» **RECORDS FOR THIS EXERCISE**:

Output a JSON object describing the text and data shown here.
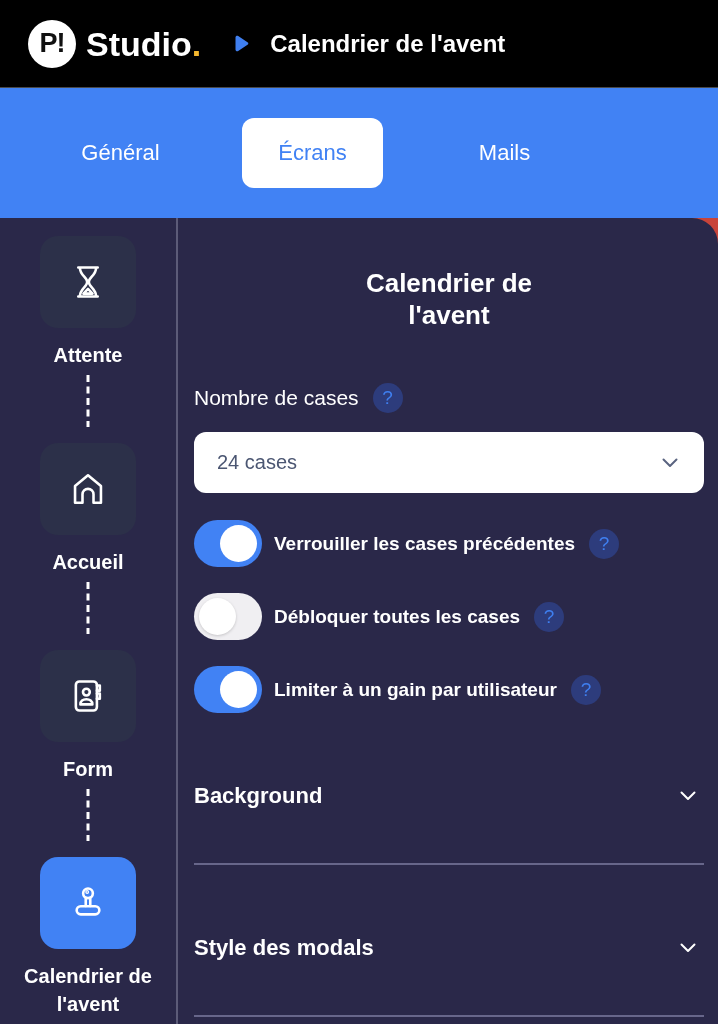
{
  "header": {
    "logo_mark": "P!",
    "brand": "Studio",
    "brand_dot": ".",
    "title": "Calendrier de l'avent"
  },
  "tabs": [
    {
      "label": "Général",
      "selected": false
    },
    {
      "label": "Écrans",
      "selected": true
    },
    {
      "label": "Mails",
      "selected": false
    }
  ],
  "sidebar": {
    "items": [
      {
        "label": "Attente",
        "selected": false
      },
      {
        "label": "Accueil",
        "selected": false
      },
      {
        "label": "Form",
        "selected": false
      },
      {
        "label": "Calendrier de l'avent",
        "selected": true
      }
    ]
  },
  "panel": {
    "title": "Calendrier de l'avent",
    "field": {
      "label": "Nombre de cases",
      "help": "?",
      "value": "24 cases"
    },
    "toggles": [
      {
        "label": "Verrouiller les cases précédentes",
        "on": true,
        "help": "?"
      },
      {
        "label": "Débloquer toutes les cases",
        "on": false,
        "help": "?"
      },
      {
        "label": "Limiter à un gain par utilisateur",
        "on": true,
        "help": "?"
      }
    ],
    "sections": [
      {
        "title": "Background",
        "expanded": false
      },
      {
        "title": "Style des modals",
        "expanded": false
      }
    ]
  }
}
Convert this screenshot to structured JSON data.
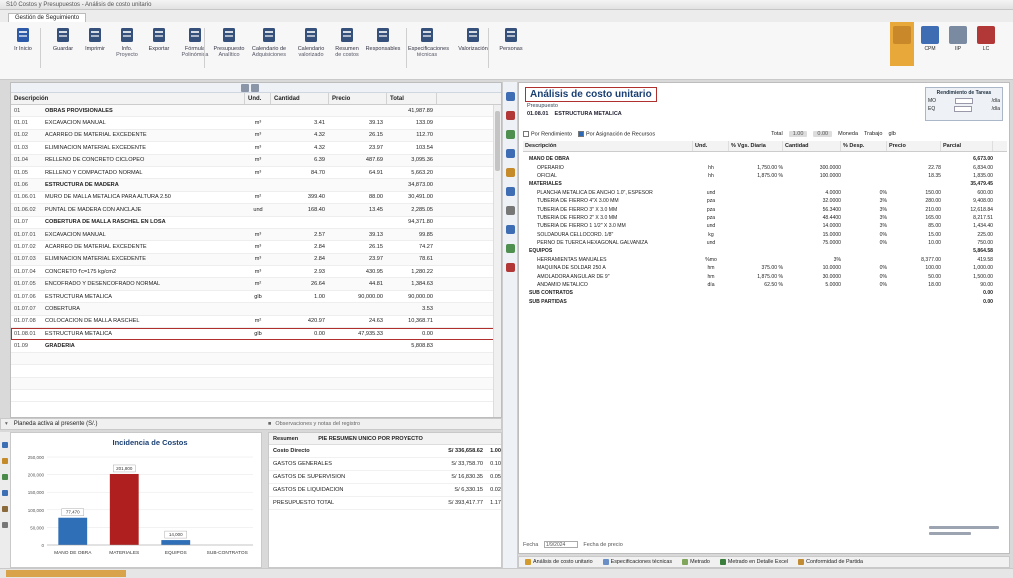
{
  "window": {
    "title": "S10 Costos y Presupuestos - Análisis de costo unitario"
  },
  "tab": {
    "label": "Gestión de Seguimiento"
  },
  "ribbon": {
    "buttons": [
      {
        "label": "Ir Inicio",
        "sub": "",
        "icon": "home-icon",
        "color": "#2d5aa8"
      },
      {
        "label": "Guardar",
        "sub": "",
        "icon": "save-icon",
        "color": "#35507a"
      },
      {
        "label": "Imprimir",
        "sub": "",
        "icon": "print-icon",
        "color": "#35507a"
      },
      {
        "label": "Info.",
        "sub": "Proyecto",
        "icon": "info-icon",
        "color": "#35507a"
      },
      {
        "label": "Exportar",
        "sub": "",
        "icon": "export-icon",
        "color": "#35507a"
      },
      {
        "label": "Fórmula",
        "sub": "Polinómica",
        "icon": "formula-icon",
        "color": "#35507a"
      },
      {
        "label": "Presupuesto",
        "sub": "Analítico",
        "icon": "budget-icon",
        "color": "#35507a"
      },
      {
        "label": "Calendario de",
        "sub": "Adquisiciones",
        "icon": "calendar-icon",
        "color": "#35507a"
      },
      {
        "label": "Calendario",
        "sub": "valorizado",
        "icon": "calendar-valued-icon",
        "color": "#35507a"
      },
      {
        "label": "Resumen",
        "sub": "de costos",
        "icon": "summary-icon",
        "color": "#35507a"
      },
      {
        "label": "Responsables",
        "sub": "",
        "icon": "people-icon",
        "color": "#35507a"
      },
      {
        "label": "Especificaciones",
        "sub": "técnicas",
        "icon": "specs-icon",
        "color": "#35507a"
      },
      {
        "label": "Valorización",
        "sub": "",
        "icon": "valuation-icon",
        "color": "#35507a"
      },
      {
        "label": "Personas",
        "sub": "",
        "icon": "check-person-icon",
        "color": "#35507a"
      }
    ],
    "right_tools": [
      {
        "label": "",
        "icon": "grid-view-icon"
      },
      {
        "label": "CPM",
        "icon": "cpm-icon"
      },
      {
        "label": "IIP",
        "icon": "iip-icon"
      },
      {
        "label": "LC",
        "icon": "lc-icon"
      }
    ]
  },
  "left": {
    "columns": [
      "Descripción",
      "Und.",
      "Cantidad",
      "Precio",
      "Total"
    ],
    "rows": [
      {
        "num": "01",
        "desc": "OBRAS PROVISIONALES",
        "und": "",
        "cant": "",
        "pre": "",
        "tot": "41,987.89",
        "bold": true
      },
      {
        "num": "01.01",
        "desc": "EXCAVACION MANUAL",
        "und": "m³",
        "cant": "3.41",
        "pre": "39.13",
        "tot": "133.09"
      },
      {
        "num": "01.02",
        "desc": "ACARREO DE MATERIAL EXCEDENTE",
        "und": "m³",
        "cant": "4.32",
        "pre": "26.15",
        "tot": "112.70"
      },
      {
        "num": "01.03",
        "desc": "ELIMINACION MATERIAL EXCEDENTE",
        "und": "m³",
        "cant": "4.32",
        "pre": "23.97",
        "tot": "103.54"
      },
      {
        "num": "01.04",
        "desc": "RELLENO DE CONCRETO CICLOPEO",
        "und": "m³",
        "cant": "6.39",
        "pre": "487.69",
        "tot": "3,095.36"
      },
      {
        "num": "01.05",
        "desc": "RELLENO Y COMPACTADO NORMAL",
        "und": "m³",
        "cant": "84.70",
        "pre": "64.91",
        "tot": "5,663.20"
      },
      {
        "num": "01.06",
        "desc": "ESTRUCTURA DE MADERA",
        "und": "",
        "cant": "",
        "pre": "",
        "tot": "34,873.00",
        "bold": true
      },
      {
        "num": "01.06.01",
        "desc": "MURO DE MALLA METALICA PARA ALTURA 2.50",
        "und": "m²",
        "cant": "399.40",
        "pre": "88.00",
        "tot": "30,491.00"
      },
      {
        "num": "01.06.02",
        "desc": "PUNTAL DE MADERA CON ANCLAJE",
        "und": "und",
        "cant": "168.40",
        "pre": "13.45",
        "tot": "2,285.05"
      },
      {
        "num": "01.07",
        "desc": "COBERTURA DE MALLA RASCHEL EN LOSA",
        "und": "",
        "cant": "",
        "pre": "",
        "tot": "94,371.80",
        "bold": true
      },
      {
        "num": "01.07.01",
        "desc": "EXCAVACION MANUAL",
        "und": "m³",
        "cant": "2.57",
        "pre": "39.13",
        "tot": "99.85"
      },
      {
        "num": "01.07.02",
        "desc": "ACARREO DE MATERIAL EXCEDENTE",
        "und": "m³",
        "cant": "2.84",
        "pre": "26.15",
        "tot": "74.27"
      },
      {
        "num": "01.07.03",
        "desc": "ELIMINACION MATERIAL EXCEDENTE",
        "und": "m³",
        "cant": "2.84",
        "pre": "23.97",
        "tot": "78.61"
      },
      {
        "num": "01.07.04",
        "desc": "CONCRETO f'c=175 kg/cm2",
        "und": "m³",
        "cant": "2.93",
        "pre": "430.95",
        "tot": "1,280.22"
      },
      {
        "num": "01.07.05",
        "desc": "ENCOFRADO Y DESENCOFRADO NORMAL",
        "und": "m²",
        "cant": "26.64",
        "pre": "44.81",
        "tot": "1,384.63"
      },
      {
        "num": "01.07.06",
        "desc": "ESTRUCTURA METALICA",
        "und": "glb",
        "cant": "1.00",
        "pre": "90,000.00",
        "tot": "90,000.00"
      },
      {
        "num": "01.07.07",
        "desc": "COBERTURA",
        "und": "",
        "cant": "",
        "pre": "",
        "tot": "3.53"
      },
      {
        "num": "01.07.08",
        "desc": "COLOCACION DE MALLA RASCHEL",
        "und": "m²",
        "cant": "420.97",
        "pre": "24.63",
        "tot": "10,368.71"
      },
      {
        "num": "01.08.01",
        "desc": "ESTRUCTURA METALICA",
        "und": "glb",
        "cant": "0.00",
        "pre": "47,935.33",
        "tot": "0.00",
        "highlight": true
      },
      {
        "num": "01.09",
        "desc": "GRADERIA",
        "und": "",
        "cant": "",
        "pre": "",
        "tot": "5,808.83",
        "bold": true
      },
      {
        "num": "",
        "desc": "",
        "und": "",
        "cant": "",
        "pre": "",
        "tot": ""
      },
      {
        "num": "",
        "desc": "",
        "und": "",
        "cant": "",
        "pre": "",
        "tot": ""
      },
      {
        "num": "",
        "desc": "",
        "und": "",
        "cant": "",
        "pre": "",
        "tot": ""
      },
      {
        "num": "",
        "desc": "",
        "und": "",
        "cant": "",
        "pre": "",
        "tot": ""
      }
    ]
  },
  "bottombar": {
    "filter": "Planeda activa al presente (S/.)",
    "right": "Observaciones y notas del registro"
  },
  "chart_data": {
    "type": "bar",
    "title": "Incidencia de Costos",
    "categories": [
      "MANO DE OBRA",
      "MATERIALES",
      "EQUIPOS",
      "SUB-CONTRATOS"
    ],
    "values": [
      77470,
      201800,
      14000,
      0
    ],
    "data_labels": [
      "77,470",
      "201,800",
      "14,000",
      ""
    ],
    "yticks": [
      "250,000",
      "200,000",
      "150,000",
      "100,000",
      "50,000",
      "0"
    ],
    "ylim": [
      0,
      250000
    ],
    "colors": [
      "#2f6fb7",
      "#b01f1f",
      "#2f6fb7",
      "#2f6fb7"
    ]
  },
  "summary": {
    "header": [
      "Resumen",
      "PIE RESUMEN UNICO POR PROYECTO"
    ],
    "rows": [
      {
        "k": "Costo Directo",
        "v": "S/ 336,658.62",
        "p": "1.00",
        "bold": true
      },
      {
        "k": "GASTOS GENERALES",
        "v": "S/ 33,758.70",
        "p": "0.10"
      },
      {
        "k": "GASTOS DE SUPERVISION",
        "v": "S/ 16,830.35",
        "p": "0.05"
      },
      {
        "k": "GASTOS DE LIQUIDACION",
        "v": "S/ 6,330.15",
        "p": "0.02"
      },
      {
        "k": "PRESUPUESTO TOTAL",
        "v": "S/ 393,417.77",
        "p": "1.17"
      }
    ]
  },
  "right": {
    "title": "Análisis de costo unitario",
    "presupuesto_label": "Presupuesto",
    "item_code": "01.08.01",
    "item_name": "ESTRUCTURA METALICA",
    "rendimiento": {
      "title": "Rendimiento de Tareas",
      "mo": "MO",
      "eq": "EQ",
      "day": "/día",
      "mo_value": "",
      "eq_value": ""
    },
    "toolbar": {
      "by_rend": "Por Rendimiento",
      "by_resource": "Por Asignación de Recursos",
      "total": "Total",
      "p1": "1.00",
      "p2": "0.00",
      "moneda": "Moneda",
      "trabajo": "Trabajo",
      "glb": "glb"
    },
    "columns": [
      "Descripción",
      "Und.",
      "% Vgs. Diaria",
      "Cantidad",
      "% Desp.",
      "Precio",
      "Parcial"
    ],
    "rows": [
      {
        "type": "sec",
        "d": "MANO DE OBRA",
        "u": "",
        "vd": "",
        "ca": "",
        "pj": "",
        "pr": "",
        "pt": "6,673.00"
      },
      {
        "type": "item",
        "d": "OPERARIO",
        "u": "hh",
        "vd": "1,750.00 %",
        "ca": "300.0000",
        "pj": "",
        "pr": "22.78",
        "pt": "6,834.00"
      },
      {
        "type": "item",
        "d": "OFICIAL",
        "u": "hh",
        "vd": "1,875.00 %",
        "ca": "100.0000",
        "pj": "",
        "pr": "18.35",
        "pt": "1,835.00"
      },
      {
        "type": "sec",
        "d": "MATERIALES",
        "u": "",
        "vd": "",
        "ca": "",
        "pj": "",
        "pr": "",
        "pt": "35,479.45"
      },
      {
        "type": "item",
        "d": "PLANCHA METALICA DE ANCHO 1.0\", ESPESOR",
        "u": "und",
        "vd": "",
        "ca": "4.0000",
        "pj": "0%",
        "pr": "150.00",
        "pt": "600.00"
      },
      {
        "type": "item",
        "d": "TUBERIA DE FIERRO 4\"X 3.00 MM",
        "u": "pza",
        "vd": "",
        "ca": "32.0000",
        "pj": "3%",
        "pr": "280.00",
        "pt": "9,408.00"
      },
      {
        "type": "item",
        "d": "TUBERIA DE FIERRO 3\" X 3.0 MM",
        "u": "pza",
        "vd": "",
        "ca": "56.3400",
        "pj": "3%",
        "pr": "210.00",
        "pt": "12,618.84"
      },
      {
        "type": "item",
        "d": "TUBERIA DE FIERRO 2\" X 3.0 MM",
        "u": "pza",
        "vd": "",
        "ca": "48.4400",
        "pj": "3%",
        "pr": "165.00",
        "pt": "8,217.51"
      },
      {
        "type": "item",
        "d": "TUBERIA DE FIERRO 1 1/2\" X 3.0 MM",
        "u": "und",
        "vd": "",
        "ca": "14.0000",
        "pj": "3%",
        "pr": "85.00",
        "pt": "1,434.40"
      },
      {
        "type": "item",
        "d": "SOLDADURA CELLOCORD. 1/8\"",
        "u": "kg",
        "vd": "",
        "ca": "15.0000",
        "pj": "0%",
        "pr": "15.00",
        "pt": "225.00"
      },
      {
        "type": "item",
        "d": "PERNO DE TUERCA HEXAGONAL GALVANIZA",
        "u": "und",
        "vd": "",
        "ca": "75.0000",
        "pj": "0%",
        "pr": "10.00",
        "pt": "750.00"
      },
      {
        "type": "sec",
        "d": "EQUIPOS",
        "u": "",
        "vd": "",
        "ca": "",
        "pj": "",
        "pr": "",
        "pt": "5,864.58"
      },
      {
        "type": "item",
        "d": "HERRAMIENTAS MANUALES",
        "u": "%mo",
        "vd": "",
        "ca": "3%",
        "pj": "",
        "pr": "8,377.00",
        "pt": "419.58"
      },
      {
        "type": "item",
        "d": "MAQUINA DE SOLDAR 250 A",
        "u": "hm",
        "vd": "375.00 %",
        "ca": "10.0000",
        "pj": "0%",
        "pr": "100.00",
        "pt": "1,000.00"
      },
      {
        "type": "item",
        "d": "AMOLADORA ANGULAR DE 9\"",
        "u": "hm",
        "vd": "1,875.00 %",
        "ca": "30.0000",
        "pj": "0%",
        "pr": "50.00",
        "pt": "1,500.00"
      },
      {
        "type": "item",
        "d": "ANDAMIO METALICO",
        "u": "día",
        "vd": "62.50 %",
        "ca": "5.0000",
        "pj": "0%",
        "pr": "18.00",
        "pt": "90.00"
      },
      {
        "type": "sec",
        "d": "SUB CONTRATOS",
        "u": "",
        "vd": "",
        "ca": "",
        "pj": "",
        "pr": "",
        "pt": "0.00"
      },
      {
        "type": "sec",
        "d": "SUB PARTIDAS",
        "u": "",
        "vd": "",
        "ca": "",
        "pj": "",
        "pr": "",
        "pt": "0.00"
      }
    ],
    "footer": {
      "fecha_label": "Fecha",
      "fecha": "1/9/2024",
      "fecha_precio": "Fecha de precio"
    }
  },
  "right_tabs": [
    {
      "label": "Análisis de costo unitario",
      "color": "#d39a2c"
    },
    {
      "label": "Especificaciones técnicas",
      "color": "#6a8fc7"
    },
    {
      "label": "Metrado",
      "color": "#7fa65b"
    },
    {
      "label": "Metrado en Detalle Excel",
      "color": "#3b7d3b"
    },
    {
      "label": "Conformidad de Partida",
      "color": "#c08b32"
    }
  ]
}
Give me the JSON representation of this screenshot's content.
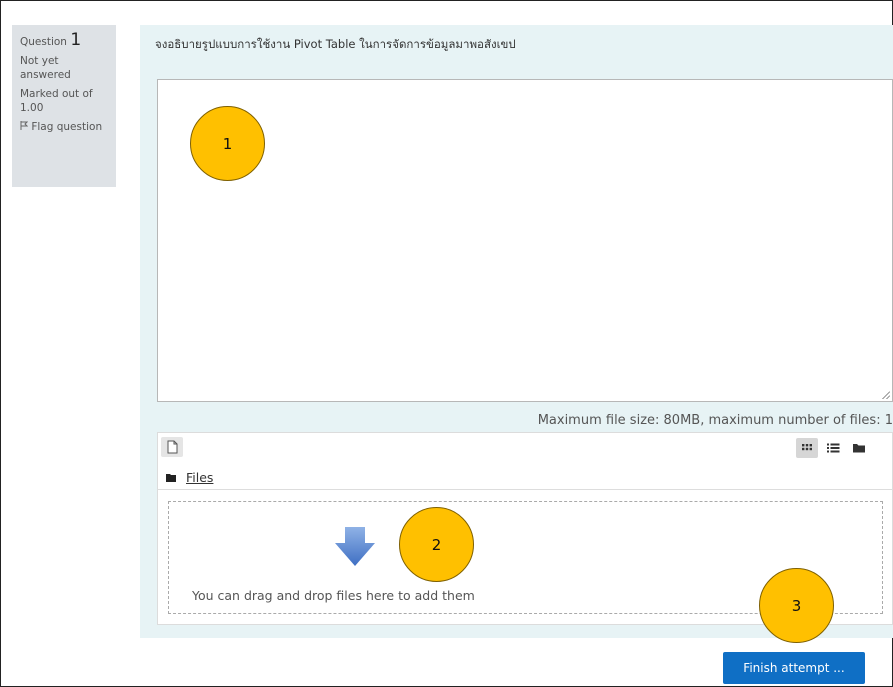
{
  "info": {
    "question_label": "Question",
    "question_number": "1",
    "status": "Not yet answered",
    "marked": "Marked out of 1.00",
    "flag": "Flag question"
  },
  "question_text": "จงอธิบายรูปแบบการใช้งาน Pivot Table ในการจัดการข้อมูลมาพอสังเขป",
  "filepicker": {
    "max_info": "Maximum file size: 80MB, maximum number of files: 1",
    "folder_label": "Files",
    "drop_text": "You can drag and drop files here to add them"
  },
  "callouts": [
    "1",
    "2",
    "3"
  ],
  "finish_label": "Finish attempt ...",
  "colors": {
    "accent": "#0f6fc5",
    "callout": "#ffc000",
    "question_bg": "#e7f3f5"
  }
}
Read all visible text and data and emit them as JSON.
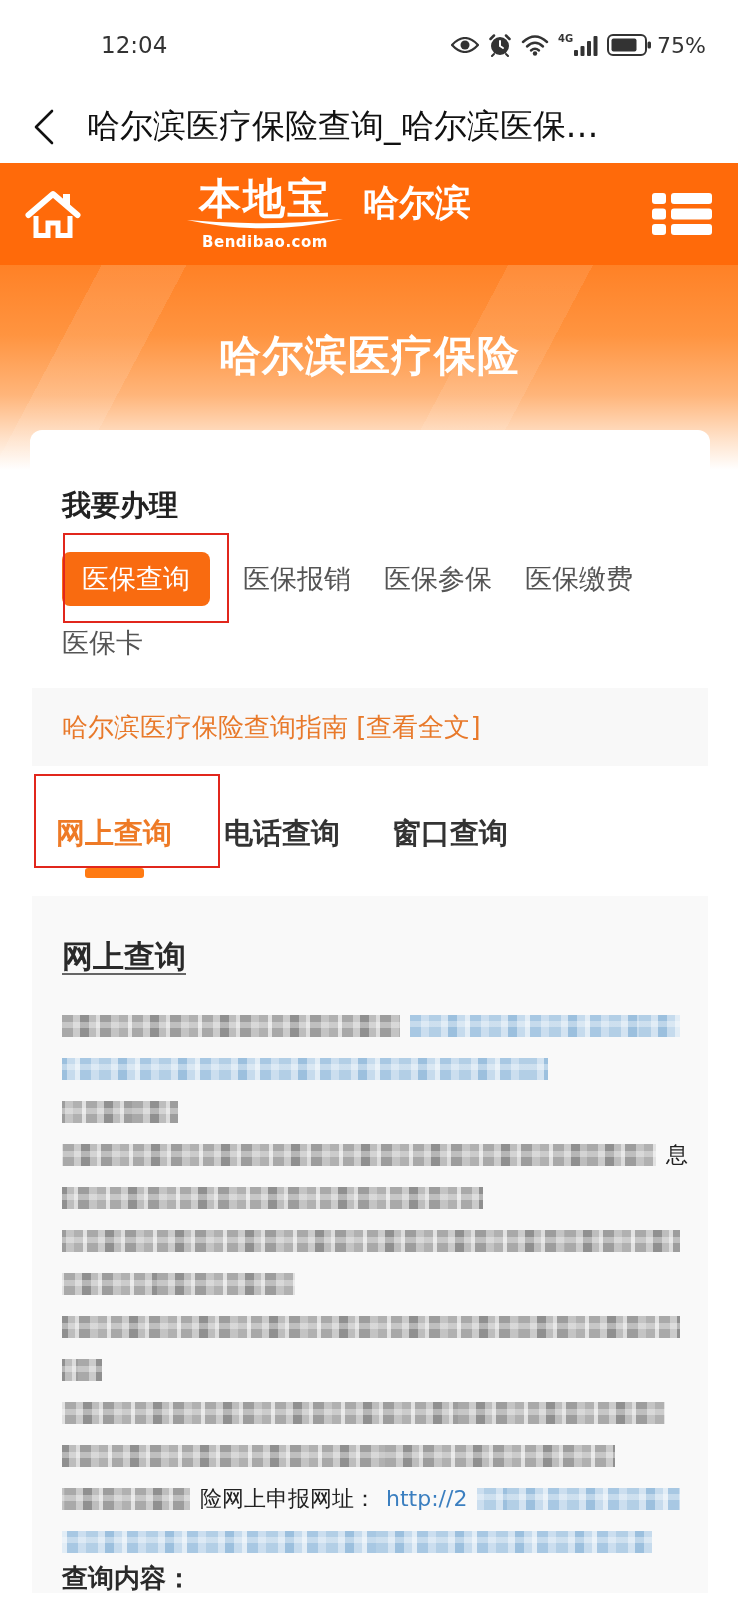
{
  "status_bar": {
    "time": "12:04",
    "network": "4G",
    "battery": "75%"
  },
  "nav_bar": {
    "title": "哈尔滨医疗保险查询_哈尔滨医保…"
  },
  "site_header": {
    "logo_text": "本地宝",
    "logo_domain": "Bendibao.com",
    "city": "哈尔滨"
  },
  "banner": {
    "title": "哈尔滨医疗保险"
  },
  "service_card": {
    "heading": "我要办理",
    "options": [
      {
        "label": "医保查询",
        "selected": true,
        "highlighted": true
      },
      {
        "label": "医保报销",
        "selected": false,
        "highlighted": false
      },
      {
        "label": "医保参保",
        "selected": false,
        "highlighted": false
      },
      {
        "label": "医保缴费",
        "selected": false,
        "highlighted": false
      },
      {
        "label": "医保卡",
        "selected": false,
        "highlighted": false
      }
    ],
    "guide_link": "哈尔滨医疗保险查询指南 [查看全文]"
  },
  "method_tabs": [
    {
      "label": "网上查询",
      "selected": true,
      "highlighted": true
    },
    {
      "label": "电话查询",
      "selected": false,
      "highlighted": false
    },
    {
      "label": "窗口查询",
      "selected": false,
      "highlighted": false
    }
  ],
  "article": {
    "heading": "网上查询",
    "lines": [
      {
        "segments": [
          {
            "kind": "blur"
          },
          {
            "kind": "blur_link"
          }
        ]
      },
      {
        "segments": [
          {
            "kind": "blur_link"
          }
        ]
      },
      {
        "segments": [
          {
            "kind": "blur"
          }
        ]
      },
      {
        "segments": [
          {
            "kind": "blur"
          },
          {
            "kind": "text",
            "text": "息"
          }
        ]
      },
      {
        "segments": [
          {
            "kind": "blur"
          }
        ]
      },
      {
        "segments": [
          {
            "kind": "blur"
          }
        ]
      },
      {
        "segments": [
          {
            "kind": "blur"
          }
        ]
      },
      {
        "segments": [
          {
            "kind": "blur"
          }
        ]
      },
      {
        "segments": [
          {
            "kind": "blur"
          }
        ]
      },
      {
        "segments": [
          {
            "kind": "blur"
          }
        ]
      },
      {
        "segments": [
          {
            "kind": "blur"
          }
        ]
      },
      {
        "segments": [
          {
            "kind": "blur"
          },
          {
            "kind": "text",
            "text": "险网上申报网址："
          },
          {
            "kind": "link",
            "text": "http://2"
          },
          {
            "kind": "blur_link"
          }
        ]
      },
      {
        "segments": [
          {
            "kind": "blur_link"
          }
        ]
      }
    ],
    "subheading": "查询内容："
  }
}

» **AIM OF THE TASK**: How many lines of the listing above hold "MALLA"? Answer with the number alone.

» **WORKED SOLUTION**: 3